It may not surprise you to learn that there are a few Star Wars nerds on the EiE staff. We wanted to celebrate Star Wars Day EiE style, so we started brainstorming the ways in which our units connect with the Star Wars universe. It goes beyond rockets and rovers: the Star Wars films feature levitating devices and high-tech helmets, too! Star Wars scholars have written books about the scientific virtues of Star Wars, and no one can deny how much of a catalyst it is for STEM enthusiasts’ imaginations. It has inspired NASA engineers to chase their dreams, robotic engineers to design R2-D2-style robot companions, and Australian scientists to design holograms! If your class loves Star Wars as much as we do, they’ll love these out-of-this-world connections.
If you’ve seen Episode I: The Phantom Menace, you’ll remember the futuristic podracer technology—fast, levitating vehicles that compete in races on dangerous tracks. To compete in these podracing events, young Anakin Skywalker secretly constructed his own podracer using salvaged parts. The engineering prodigy also used recycled parts to create his robot companion C-3PO! If your young engineers long to race around an alien planet or to build an otherworldly technology using recycling bin scraps, they’ll love making their own race cars from recycled materials as part of our Engineering Adventures unit, Go Green: Designing Recycled Racers. In the Go Green unit, kids have the opportunity to test their car designs in a Recycled Racer Rally. To continue the space theme, set the race in the twisting desert courses on Tatooine and have your kids imagine how they can design their recycled racer to deal with the surface conditions of a rocky, desert planet.
I Find Your Lack of Helmets Disturbing
There’s no shortage of helmets in the Star Wars universe. Stormtroopers, TIE fighter pilots, and Sith Lords all routinely don helmets, for reasons ranging from the practical (protection during a turbulent flight) to the fearsome and necessary (Darth Vader’s life supporting suit). If you’re teaching our out-of-school time mechanical engineering unit, Put a Lid on it: Engineering Safety Helmets, the helmets of Star Wars are a fun “real world” connection for the young engineers who dress up as Boba Fett for Halloween every year. Inspire your kids to think creatively about different situations that could require helmets by showing them the enormous variety of helmets designs in Star Wars. What is the design criteria for a helmet that must be able to withstand both space and a bump on the forehead from an automatic door?

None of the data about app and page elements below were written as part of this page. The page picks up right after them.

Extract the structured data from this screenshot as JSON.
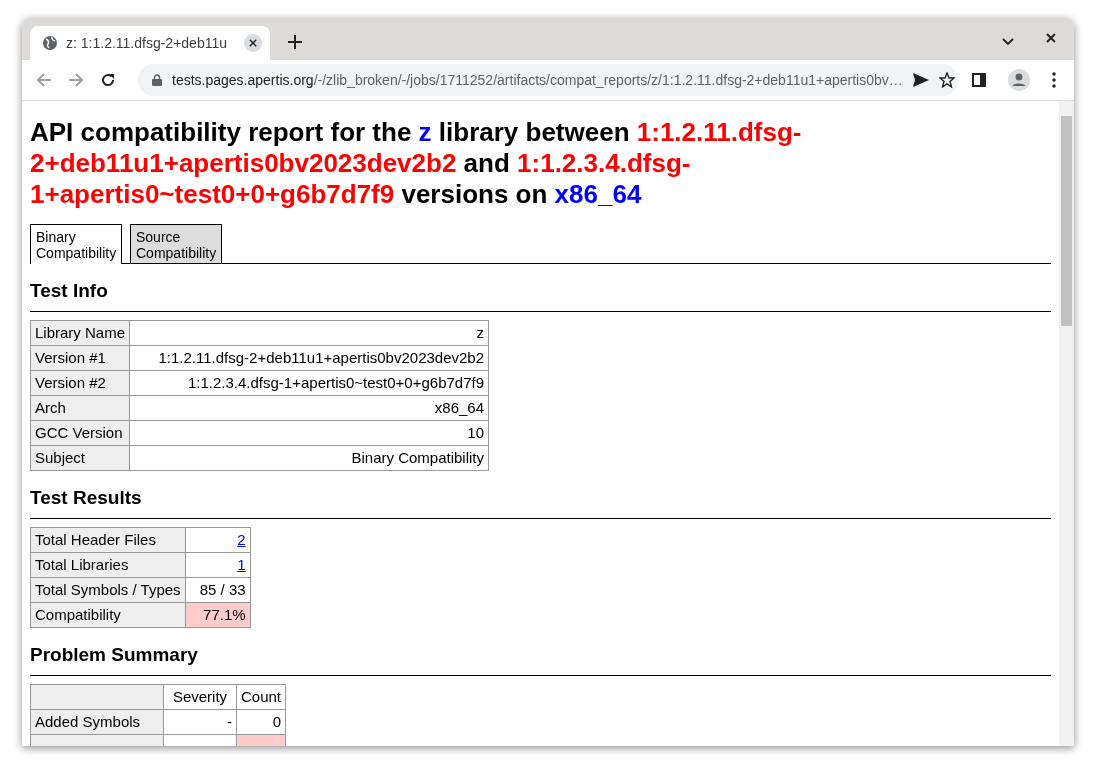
{
  "browser": {
    "tab_title": "z: 1:1.2.11.dfsg-2+deb11u",
    "url_host": "tests.pages.apertis.org",
    "url_path": "/-/zlib_broken/-/jobs/1711252/artifacts/compat_reports/z/1:1.2.11.dfsg-2+deb11u1+apertis0bv…"
  },
  "title": [
    {
      "text": "API compatibility report for the ",
      "kind": "plain"
    },
    {
      "text": "z",
      "kind": "name"
    },
    {
      "text": " library between ",
      "kind": "plain"
    },
    {
      "text": "1:1.2.11.dfsg-2+deb11u1+apertis0bv2023dev2b2",
      "kind": "version"
    },
    {
      "text": " and ",
      "kind": "plain"
    },
    {
      "text": "1:1.2.3.4.dfsg-1+apertis0~test0+0+g6b7d7f9",
      "kind": "version"
    },
    {
      "text": " versions on ",
      "kind": "plain"
    },
    {
      "text": "x86_64",
      "kind": "name"
    }
  ],
  "tabs": [
    {
      "label": "Binary Compatibility",
      "selected": true
    },
    {
      "label": "Source Compatibility",
      "selected": false
    }
  ],
  "test_info": {
    "heading": "Test Info",
    "rows": [
      {
        "label": "Library Name",
        "value": "z"
      },
      {
        "label": "Version #1",
        "value": "1:1.2.11.dfsg-2+deb11u1+apertis0bv2023dev2b2"
      },
      {
        "label": "Version #2",
        "value": "1:1.2.3.4.dfsg-1+apertis0~test0+0+g6b7d7f9"
      },
      {
        "label": "Arch",
        "value": "x86_64"
      },
      {
        "label": "GCC Version",
        "value": "10"
      },
      {
        "label": "Subject",
        "value": "Binary Compatibility"
      }
    ]
  },
  "test_results": {
    "heading": "Test Results",
    "rows": [
      {
        "label": "Total Header Files",
        "value": "2",
        "kind": "link",
        "highlight": false
      },
      {
        "label": "Total Libraries",
        "value": "1",
        "kind": "link",
        "highlight": false
      },
      {
        "label": "Total Symbols / Types",
        "value": "85 / 33",
        "kind": "text",
        "highlight": false
      },
      {
        "label": "Compatibility",
        "value": "77.1%",
        "kind": "text",
        "highlight": true
      }
    ]
  },
  "problem_summary": {
    "heading": "Problem Summary",
    "columns": [
      "Severity",
      "Count"
    ],
    "rows": [
      {
        "label": "Added Symbols",
        "severity": "-",
        "count": "0",
        "highlight": false
      },
      {
        "highlight": true
      }
    ]
  }
}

These Aren't the Rockets You're Looking for
In our out-of-school time unit Liftoff: Engineering Rockets and Rovers, kids explore aerospace engineering by designing model “stomp rockets” and sending them (via compressed air) to explore a planet in our solar system. Instead of sending their rockets to Mars, you can have your kids’ rockets blast off to a fictional planet from the Star Wars universe. Each of these rockets must also hold a rover that is designed specifically for the conditions of the planet it’s heading to, so make sure you have kids research the planet’s “real world” conditions—you don’t want a rover getting tangled up in the dense forests of Endor! We also highly recommend having kids imagine that their rocket is the Millennium Falcon…can they make the Kessel Run in less than twelve parsecs, too?

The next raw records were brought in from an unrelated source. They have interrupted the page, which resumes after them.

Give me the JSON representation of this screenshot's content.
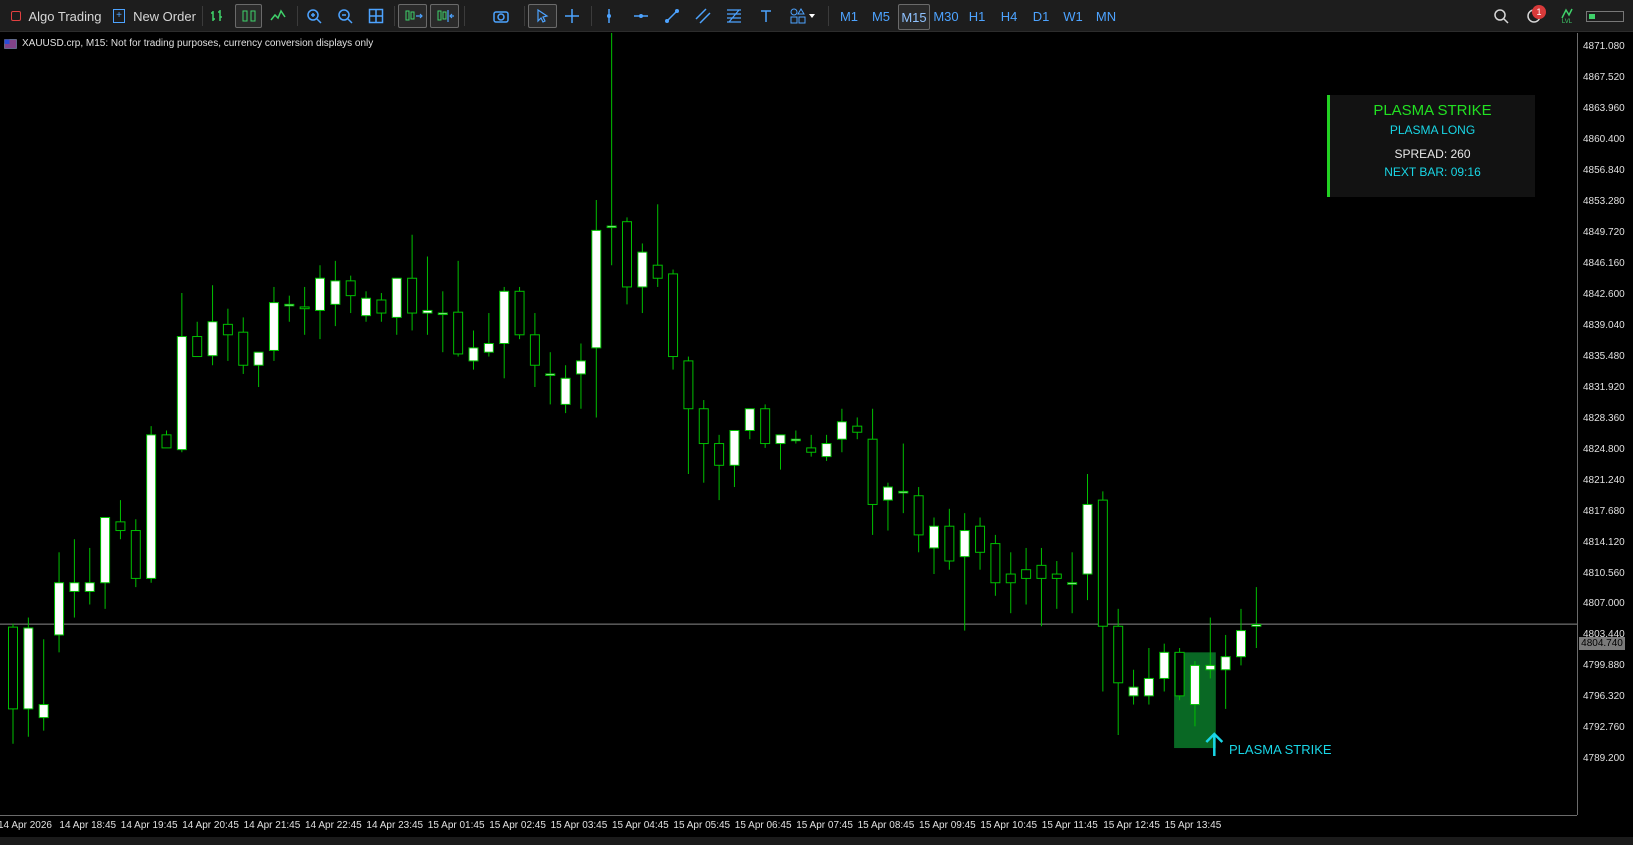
{
  "toolbar": {
    "algo_trading": "Algo Trading",
    "new_order": "New Order",
    "timeframes": [
      "M1",
      "M5",
      "M15",
      "M30",
      "H1",
      "H4",
      "D1",
      "W1",
      "MN"
    ],
    "selected_timeframe": "M15",
    "notification_count": "1",
    "lvl_label": "LVL"
  },
  "symbol_info": "XAUUSD.crp, M15:  Not for trading purposes, currency conversion displays only",
  "panel": {
    "title": "PLASMA STRIKE",
    "signal": "PLASMA LONG",
    "spread": "SPREAD: 260",
    "next_bar": "NEXT BAR: 09:16"
  },
  "signal_label": "PLASMA STRIKE",
  "current_price": "4804.740",
  "colors": {
    "bull_fill": "#ffffff",
    "bear_fill": "#000000",
    "candle_border": "#00c000",
    "wick": "#00c000",
    "signal_box": "#0a7a2a",
    "signal_arrow": "#19d6e6",
    "panel_accent": "#22d022"
  },
  "chart_data": {
    "type": "candlestick",
    "symbol": "XAUUSD.crp",
    "timeframe": "M15",
    "price_ticks": [
      "4871.080",
      "4867.520",
      "4863.960",
      "4860.400",
      "4856.840",
      "4853.280",
      "4849.720",
      "4846.160",
      "4842.600",
      "4839.040",
      "4835.480",
      "4831.920",
      "4828.360",
      "4824.800",
      "4821.240",
      "4817.680",
      "4814.120",
      "4810.560",
      "4807.000",
      "4803.440",
      "4799.880",
      "4796.320",
      "4792.760",
      "4789.200"
    ],
    "time_labels": [
      "14 Apr 2026",
      "14 Apr 18:45",
      "14 Apr 19:45",
      "14 Apr 20:45",
      "14 Apr 21:45",
      "14 Apr 22:45",
      "14 Apr 23:45",
      "15 Apr 01:45",
      "15 Apr 02:45",
      "15 Apr 03:45",
      "15 Apr 04:45",
      "15 Apr 05:45",
      "15 Apr 06:45",
      "15 Apr 07:45",
      "15 Apr 08:45",
      "15 Apr 09:45",
      "15 Apr 10:45",
      "15 Apr 11:45",
      "15 Apr 12:45",
      "15 Apr 13:45"
    ],
    "ylim": [
      4786.5,
      4874.0
    ],
    "candles": [
      [
        4804.4,
        4804.8,
        4791.0,
        4795.0
      ],
      [
        4795.0,
        4805.5,
        4791.8,
        4804.3
      ],
      [
        4794.0,
        4803.0,
        4792.5,
        4795.5
      ],
      [
        4803.5,
        4813.0,
        4801.5,
        4809.5
      ],
      [
        4808.5,
        4814.5,
        4805.5,
        4809.5
      ],
      [
        4808.5,
        4813.5,
        4807.0,
        4809.5
      ],
      [
        4809.5,
        4816.5,
        4806.5,
        4817.0
      ],
      [
        4816.5,
        4819.0,
        4814.5,
        4815.5
      ],
      [
        4815.5,
        4816.8,
        4809.0,
        4810.0
      ],
      [
        4810.0,
        4827.5,
        4809.5,
        4826.5
      ],
      [
        4826.5,
        4827.0,
        4825.0,
        4825.0
      ],
      [
        4824.8,
        4842.8,
        4824.5,
        4837.8
      ],
      [
        4837.8,
        4839.5,
        4835.5,
        4835.5
      ],
      [
        4835.6,
        4843.7,
        4834.5,
        4839.5
      ],
      [
        4839.2,
        4841.0,
        4835.0,
        4838.0
      ],
      [
        4838.3,
        4840.0,
        4833.5,
        4834.5
      ],
      [
        4834.5,
        4836.0,
        4832.0,
        4836.0
      ],
      [
        4836.2,
        4843.5,
        4835.0,
        4841.7
      ],
      [
        4841.5,
        4842.5,
        4839.5,
        4841.5
      ],
      [
        4841.2,
        4843.5,
        4838.0,
        4841.0
      ],
      [
        4840.8,
        4846.0,
        4837.5,
        4844.5
      ],
      [
        4841.5,
        4846.5,
        4839.0,
        4844.2
      ],
      [
        4844.2,
        4844.8,
        4840.5,
        4842.5
      ],
      [
        4840.2,
        4843.0,
        4839.5,
        4842.2
      ],
      [
        4842.0,
        4842.8,
        4839.5,
        4840.5
      ],
      [
        4840.0,
        4844.5,
        4838.0,
        4844.5
      ],
      [
        4844.5,
        4849.5,
        4838.5,
        4840.5
      ],
      [
        4840.5,
        4847.0,
        4838.0,
        4840.8
      ],
      [
        4840.5,
        4843.0,
        4836.0,
        4840.5
      ],
      [
        4840.6,
        4846.5,
        4835.5,
        4835.8
      ],
      [
        4835.0,
        4838.5,
        4834.0,
        4836.5
      ],
      [
        4836.0,
        4840.5,
        4835.5,
        4837.0
      ],
      [
        4837.0,
        4843.5,
        4833.0,
        4843.0
      ],
      [
        4843.0,
        4843.5,
        4837.5,
        4838.0
      ],
      [
        4838.0,
        4840.5,
        4832.0,
        4834.5
      ],
      [
        4833.5,
        4836.0,
        4830.0,
        4833.5
      ],
      [
        4830.0,
        4834.5,
        4829.0,
        4833.0
      ],
      [
        4833.5,
        4837.0,
        4829.5,
        4835.0
      ],
      [
        4836.5,
        4853.5,
        4828.5,
        4850.0
      ],
      [
        4850.5,
        4874.0,
        4846.0,
        4850.5
      ],
      [
        4851.0,
        4851.5,
        4841.5,
        4843.5
      ],
      [
        4843.5,
        4848.5,
        4840.5,
        4847.5
      ],
      [
        4846.0,
        4853.0,
        4843.5,
        4844.5
      ],
      [
        4845.0,
        4845.5,
        4834.0,
        4835.5
      ],
      [
        4835.0,
        4835.5,
        4822.0,
        4829.5
      ],
      [
        4829.5,
        4830.5,
        4821.0,
        4825.5
      ],
      [
        4825.5,
        4826.5,
        4819.0,
        4823.0
      ],
      [
        4823.0,
        4827.0,
        4820.5,
        4827.0
      ],
      [
        4827.0,
        4829.5,
        4826.0,
        4829.5
      ],
      [
        4829.5,
        4830.0,
        4825.0,
        4825.5
      ],
      [
        4825.5,
        4826.5,
        4822.5,
        4826.5
      ],
      [
        4826.0,
        4827.0,
        4825.5,
        4826.0
      ],
      [
        4825.0,
        4826.5,
        4824.0,
        4824.5
      ],
      [
        4824.0,
        4826.5,
        4823.5,
        4825.5
      ],
      [
        4826.0,
        4829.5,
        4824.5,
        4828.0
      ],
      [
        4827.5,
        4828.5,
        4826.0,
        4826.8
      ],
      [
        4826.0,
        4829.5,
        4815.0,
        4818.5
      ],
      [
        4819.0,
        4821.0,
        4815.5,
        4820.5
      ],
      [
        4820.0,
        4825.5,
        4817.5,
        4820.0
      ],
      [
        4819.5,
        4820.5,
        4813.0,
        4815.0
      ],
      [
        4813.5,
        4817.0,
        4810.5,
        4816.0
      ],
      [
        4816.0,
        4818.0,
        4811.0,
        4812.0
      ],
      [
        4812.5,
        4817.5,
        4804.0,
        4815.5
      ],
      [
        4816.0,
        4817.0,
        4811.0,
        4813.0
      ],
      [
        4814.0,
        4815.0,
        4808.0,
        4809.5
      ],
      [
        4810.5,
        4813.0,
        4806.0,
        4809.5
      ],
      [
        4811.0,
        4813.5,
        4807.0,
        4810.0
      ],
      [
        4811.5,
        4813.5,
        4804.5,
        4810.0
      ],
      [
        4810.5,
        4812.0,
        4806.5,
        4810.0
      ],
      [
        4809.5,
        4813.0,
        4806.0,
        4809.5
      ],
      [
        4810.5,
        4822.0,
        4807.5,
        4818.5
      ],
      [
        4819.0,
        4820.0,
        4797.0,
        4804.5
      ],
      [
        4804.5,
        4806.5,
        4792.0,
        4798.0
      ],
      [
        4796.5,
        4799.5,
        4795.5,
        4797.5
      ],
      [
        4796.5,
        4802.0,
        4795.5,
        4798.5
      ],
      [
        4798.5,
        4802.5,
        4797.0,
        4801.5
      ],
      [
        4801.5,
        4802.0,
        4796.0,
        4796.5
      ],
      [
        4795.5,
        4800.5,
        4793.0,
        4800.0
      ],
      [
        4799.5,
        4805.5,
        4798.5,
        4800.0
      ],
      [
        4799.5,
        4803.5,
        4795.0,
        4801.0
      ],
      [
        4801.0,
        4806.5,
        4800.0,
        4804.0
      ],
      [
        4804.5,
        4809.0,
        4802.0,
        4804.7
      ]
    ],
    "signal_box": {
      "start_index": 76,
      "end_index": 78,
      "high": 4801.5,
      "low": 4790.5
    },
    "signal_arrow_index": 78,
    "current_price_line": 4804.74
  }
}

That’s No Moon
Looking for even more interstellar inspiration for your students? As part of the PLANETS (Planetary Learning that Advances the Nexus of Engineering, Technology, and Science) initiative at Northern Arizona University’s CSTL (Center for Science Teaching and Learning), the EiE staff is hard at work on two new space-themed afterschool engineering curriculum units. The new units are scheduled to be released in 2018. If you can’t wait until then, you can check out units we’ve already released that were developed with support from NASA’s Space Technology Mission Directorate: Liftoff: Engineering Rockets and Rovers and The Sky’s the Limit: Engineering Flying Technologies.
Do you have a favorite technology or student-inspiring engineering connection from the Star Wars movies? Share it with us in the comments.